New tools for studying scientists
In the 1990s, a few labor economists (including MIT’s Joshua Angrist) discovered new ways to conduct “natural experiments,” studies that mimic laboratory-style randomized trials. They began using historical data to pinpoint the impact a single difference makes between two otherwise equivalent groups of workers. At the same time, detailed Internet citation databases began cropping up, giving economists a source of hard data for natural experiments that assessed the influence, productivity, and teamwork of equivalent groups of scientists. These developments enabled economists to study scientists closely for the first time, says Scott Stern of Kellogg, a former MIT economist and a prominent figure in the analysis of science.
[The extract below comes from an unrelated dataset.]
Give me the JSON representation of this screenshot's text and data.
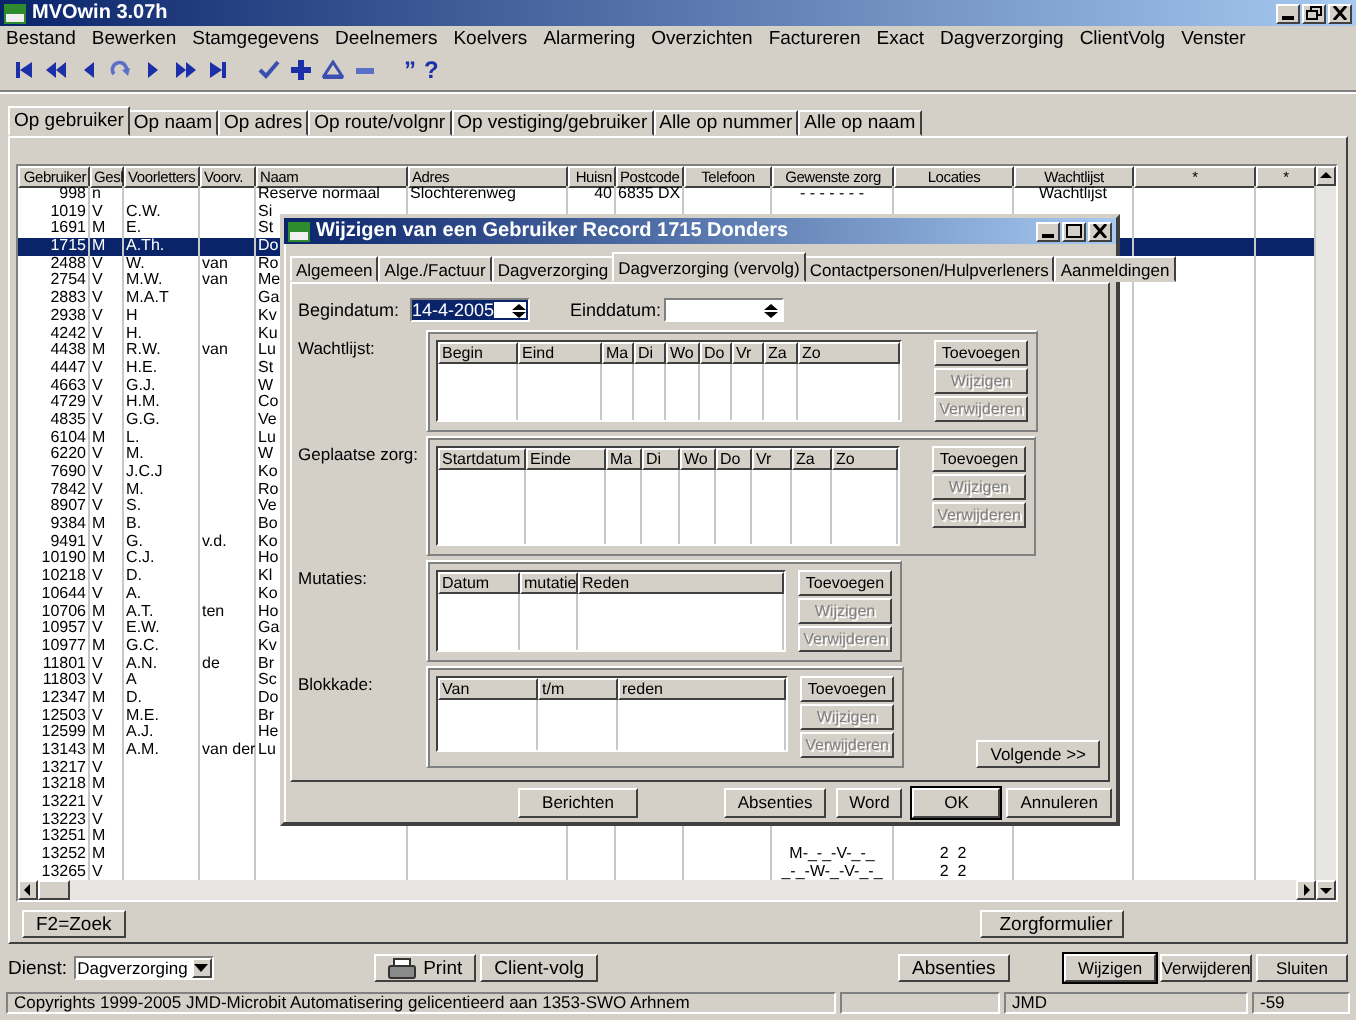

Azoulay and his colleagues put these new tools to work to study the widely held belief that working with the top people in a given field makes other scientists more productive. The project began in 2002, when Azoulay, a voluble native of France, gave a talk about the biotechnology industry and discovered an audience member who was equally knowledgeable about the subject: Joshua Graff Zivin, an economist at the University of California, San Diego. Soon the two were studying the effect of “superstar” scientists on their colleagues. They found that scientists who worked alongside these leading lights indeed had more impressive publication records than those who did not.
But after presenting some findings to the NBER in 2004, they recognized that they had an unresolved problem. Were the collaborators more productive because they worked in the orbit of their fields’ stars? Or did they get the opportunity to work with the stars because they were more capable scientists in the first place?
Going back to the drawing board, Azoulay and Graff Zivin found the answer by examining the performance of laboratories whose star researchers had died suddenly. After combing through obituaries in such publications as the New York Times, the economists compiled a list of 161 such scientists and then scrutinized the records of more than 8,000 researchers who had coauthored papers with them. The result? The productivity of the collaborators dropped 5 to 8 percent after the superstars died. The finding, which they published this year with MIT PhD candidate Jialan Wang in the Quarterly Journal of Economics, quantifies the extent to which top scientists infuse their fields with new ideas and research topics.
The freedom to fail
Natural experiments also allow economists to study how different types of grants affect scientists. For instance, it turns out that scientists whose funding affords them unusual long-term freedom in the lab are more likely to generate breakthroughs, according to a November 2009 working paper by Azoulay, Graff Zivin, and Gustavo Manso, an assistant professor at Sloan.